Alligators' author: No blues for this Cowgirl

It's not so unusual for a successful writer to leave the bright lights of a big city and move to Charlottesville. Christopher Tilghman, Ann Beattie, Charles Wright, Rita Dove, and the recently arrived Barbara Ehrenreich have all answered this town's siren call.

It's a little less common for the writer, almost as soon as she arrives, to open a bookstore with the unlikely name "The Purple Alligators."

But that's what happened to Jeanette Caines, critically acclaimed author of five children's books and recent winner of a Lifetime Achievement Award from the Virginia Center for the Book, sponsor of the book festival taking place this week.

When Susan Coleman of the Virginia Foundation for the Humanities, which also sponsors the Festival, called Caines to announce that she had won the award, the response was emotional.

"I started crying and she started crying," recalled Caines recently in her Belmont kitchen.

The award follows several publishing successes. One of Caines' books has been translated into Japanese, another was selected as a Reading Rainbow Book, and a third is currently a featured selection of "Motheread," the national family literacy program.

Her books venture into unusual terrain for a children's author adoption, divorce, even unwanted advances from an overly affectionate uncle.

"She's really been in the forefront of dealing with difficult topics for young families," says Coleman.

Caines is a 25-year veteran of Harper and Row, where she worked in the children's department and was friendly with the house's star writers like Steven Kellogg, Shel Silverstein, and Maurice Sendak. She raised two children in New York and returns frequently to visit her daughter.

It was on the invitation of Roger McBride, grandson and book executor of Laura Ingalls Wilder, that New Yorker Caines paid a visit to Charlottesville in the late 1980s and did the unthinkable: She fell in love with a small southern town.

In short order, Caines was a Charlottesville resident and owner of the "The Purple Alligators" in the purple-tiled storefront on West Main Street.

The shop folded after a year, one of at least three local bookstores that disappeared beneath the Barnes & Noble tsunami. But Caines doesn't bear a grudge against the mega-store. To hear her tell it, she now single-handedly keeps the behemoth afloat.

"I've told them, 'Please do not let me in! Do not let me cross that threshold!'" She sighs and gestures to her back door. "I have sat out on that deck and burned food up while reading."

When she's not reading (or burning food), Caines pursues an incongruous passion. This 65-year-old Harlem native loves country and western music.

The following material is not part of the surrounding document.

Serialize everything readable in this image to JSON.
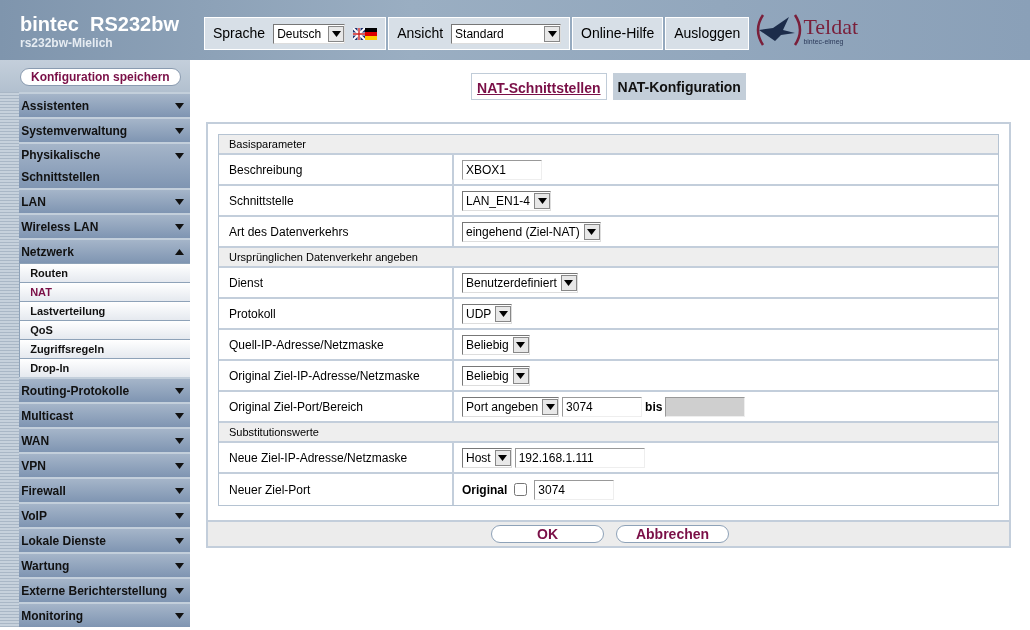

"I always wanted to be a cowgirl," she said. "As a kid, I used to chew Tootsie Rolls and spit them like tobacco."

That's why western guitar lessons and a trip to Spain are in Caines' near future. After a devastating year in which she lost a half-dozen family members, including her son-in-law and her second husband, Tinsley Armistead, Caines says she's ready to stop grieving.

Coleman's phone call, she said, was a welcome ray of sunshine.

"It's just coming at the right time of my life," she says.

Just as a Lifetime Achievement Award should do.

Jeanette Caines